In my experience, this is a process of becoming less reactive over time, meaning, even if there is a gut reaction, you learn not to externalize it. The awareness of the initial knee-jerk response comes more quickly and more often, allowing more space to choose a different response. You become aware of the feelings that come up, and learn to stop yourself—through practice—before speaking or acting.
I find myself heeding the little voice inside me that says, “Don’t go there.” So many times, I have heard that voice, not listened to it and regretted it. I just couldn’t stop myself from going there. My ego was pushing me, and I think I just didn’t believe or want to believe that voice. It was like a naughty imp wanting to do what they aren’t supposed to do, and feeling righteous about it. The pull to go there was too strong.
I still feel that pull at times, the temptation for the ego is always there for us, but my resistance has increased. My higher self is taking charge as I allow it to be the directing voice in my life. It’s often easier, for me at least, to listen on the larger contemplative issues. But on the smaller items that call for instant decision-making, that is where the ego can sneak in and catch you off guard, as it happens so quickly. There is no time for contemplation.

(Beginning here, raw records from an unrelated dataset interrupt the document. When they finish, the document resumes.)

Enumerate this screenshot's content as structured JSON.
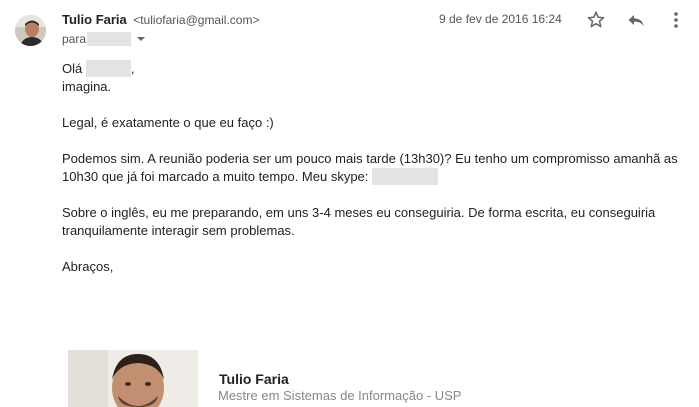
{
  "header": {
    "sender_name": "Tulio Faria",
    "sender_email": "<tuliofaria@gmail.com>",
    "to_label": "para",
    "date": "9 de fev de 2016 16:24"
  },
  "icons": {
    "avatar": "avatar",
    "star": "star-icon",
    "reply": "reply-icon",
    "more": "more-vert-icon",
    "recipient_dropdown": "chevron-down-icon"
  },
  "body": {
    "greeting": "Olá",
    "greeting_suffix": ",",
    "line_imagina": "imagina.",
    "p1": "Legal, é exatamente o que eu faço :)",
    "p2": "Podemos sim. A reunião poderia ser um pouco mais tarde (13h30)? Eu tenho um compromisso amanhã as 10h30 que já foi marcado a muito tempo. Meu skype:",
    "p3": "Sobre o inglês, eu me preparando, em uns 3-4 meses eu conseguiria. De forma escrita, eu conseguiria tranquilamente interagir sem problemas.",
    "closing": "Abraços,"
  },
  "signature": {
    "name": "Tulio Faria",
    "title": "Mestre em Sistemas de Informação - USP"
  },
  "colors": {
    "text": "#222222",
    "muted": "#555555",
    "signature_title": "#888888",
    "redaction": "#e3e3e3"
  }
}
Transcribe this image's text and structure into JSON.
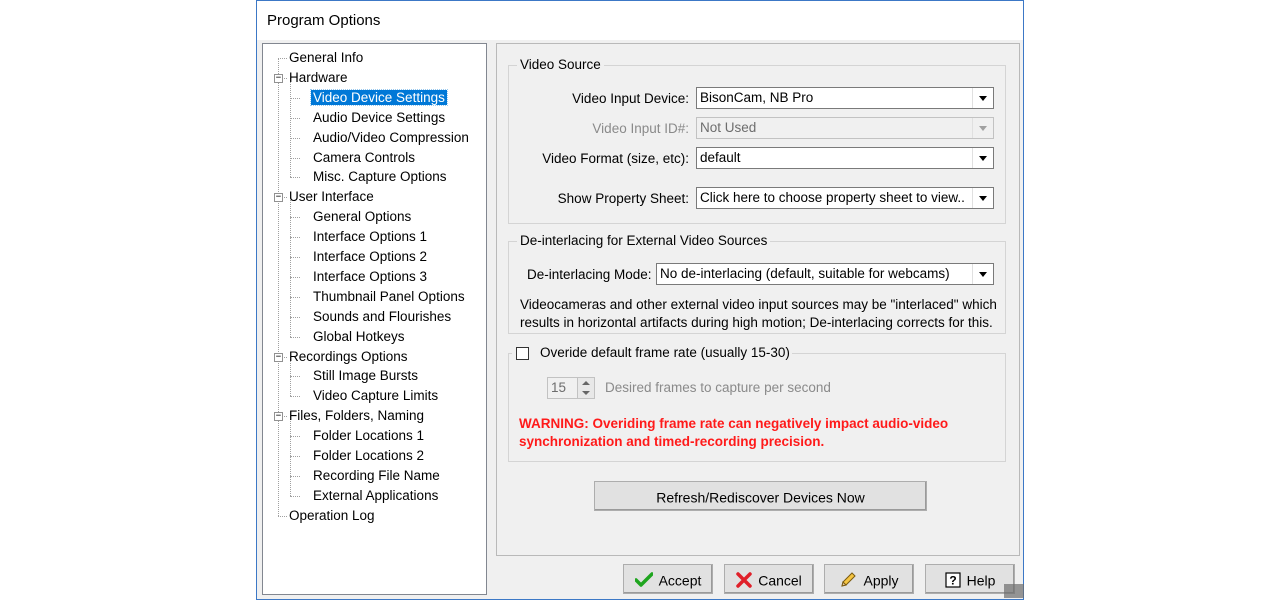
{
  "window": {
    "title": "Program Options"
  },
  "tree": {
    "items": [
      {
        "label": "General Info",
        "level": 0
      },
      {
        "label": "Hardware",
        "level": 0,
        "expander": "−"
      },
      {
        "label": "Video Device Settings",
        "level": 1,
        "selected": true
      },
      {
        "label": "Audio Device Settings",
        "level": 1
      },
      {
        "label": "Audio/Video Compression",
        "level": 1
      },
      {
        "label": "Camera Controls",
        "level": 1
      },
      {
        "label": "Misc. Capture Options",
        "level": 1
      },
      {
        "label": "User Interface",
        "level": 0,
        "expander": "−"
      },
      {
        "label": "General Options",
        "level": 1
      },
      {
        "label": "Interface Options 1",
        "level": 1
      },
      {
        "label": "Interface Options 2",
        "level": 1
      },
      {
        "label": "Interface Options 3",
        "level": 1
      },
      {
        "label": "Thumbnail Panel Options",
        "level": 1
      },
      {
        "label": "Sounds and Flourishes",
        "level": 1
      },
      {
        "label": "Global Hotkeys",
        "level": 1
      },
      {
        "label": "Recordings Options",
        "level": 0,
        "expander": "−"
      },
      {
        "label": "Still Image Bursts",
        "level": 1
      },
      {
        "label": "Video Capture Limits",
        "level": 1
      },
      {
        "label": "Files, Folders, Naming",
        "level": 0,
        "expander": "−"
      },
      {
        "label": "Folder Locations 1",
        "level": 1
      },
      {
        "label": "Folder Locations 2",
        "level": 1
      },
      {
        "label": "Recording File Name",
        "level": 1
      },
      {
        "label": "External Applications",
        "level": 1
      },
      {
        "label": "Operation Log",
        "level": 0
      }
    ]
  },
  "video_source": {
    "title": "Video Source",
    "input_device_label": "Video Input Device:",
    "input_device_value": "BisonCam, NB Pro",
    "input_id_label": "Video Input ID#:",
    "input_id_value": "Not Used",
    "format_label": "Video Format (size, etc):",
    "format_value": "default",
    "property_sheet_label": "Show Property Sheet:",
    "property_sheet_value": "Click here to choose property sheet to view.."
  },
  "deinterlacing": {
    "title": "De-interlacing for External Video Sources",
    "mode_label": "De-interlacing Mode:",
    "mode_value": "No de-interlacing (default, suitable for webcams)",
    "desc_line1": "Videocameras and other external video input sources may be \"interlaced\" which",
    "desc_line2": "results in horizontal artifacts during high motion; De-interlacing corrects for this."
  },
  "frame_rate": {
    "override_label": "Overide default frame rate (usually 15-30)",
    "override_checked": false,
    "fps_value": "15",
    "fps_label": "Desired frames to capture per second",
    "warning_line1": "WARNING: Overiding frame rate can negatively impact audio-video",
    "warning_line2": "synchronization and timed-recording precision.",
    "warning_color": "#ff1a1a"
  },
  "buttons": {
    "refresh": "Refresh/Rediscover Devices Now",
    "accept": "Accept",
    "cancel": "Cancel",
    "apply": "Apply",
    "help": "Help"
  },
  "colors": {
    "selection": "#0078d7",
    "window_border": "#3c78c6"
  }
}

It is an in-the-moment action or reaction with no space for thoughtful discernment. It is a quick response that needs to be cultivated and practiced so the instant response eventually becomes charted by the higher self rather than the ego.
I have for many years learned to seek out the higher answers in the larger decisions. But more recently I have seen my higher self taking the reins of the smaller day-to-day activities and moment-by-moment responses. The ego has much more control over the self-righteous trickery that goes into the quick reactions. Yes, of course the other person may have been “wrong,” and the point or issue or observation you want to bring up may be quite valid. However, that doesn’t make the timing right for you to express yourself appropriately or to elicit a desired response from the other person involved. Your intuition knows better than your eager brain and mouth. Heed its warnings, and you could be saved much grief. In the long run, when you wait for the appropriate time, your needs and the other person’s needs will be better met when you are both open to the “helpful” ideas, suggestions or conversations.
Next time you are in a situation or thinking about one that occurred, ask yourself these questions: Did or will my words or actions
- make someone feel less than?
- make them wrong?
- generate blame, shame or guilt?
- make someone feel better than?
It can be you or the other person that has these feelings. Eliciting one of these responses in either person is not a win. If one person feels “better than,” the other one feels “less than.” The outcome is best when both parties feel heard, understood and acknowledged while learning about the other’s needs or a better way to function in the relationship, no matter what type of interaction it is. With practice, this can be accomplished without right/wrong or win/lose scenarios. Both parties can gain in most encounters as long as the intention is set to communicate, learn and relate, rather than blame and win.
Sarah Ann Sporn – The Evolving Intuitive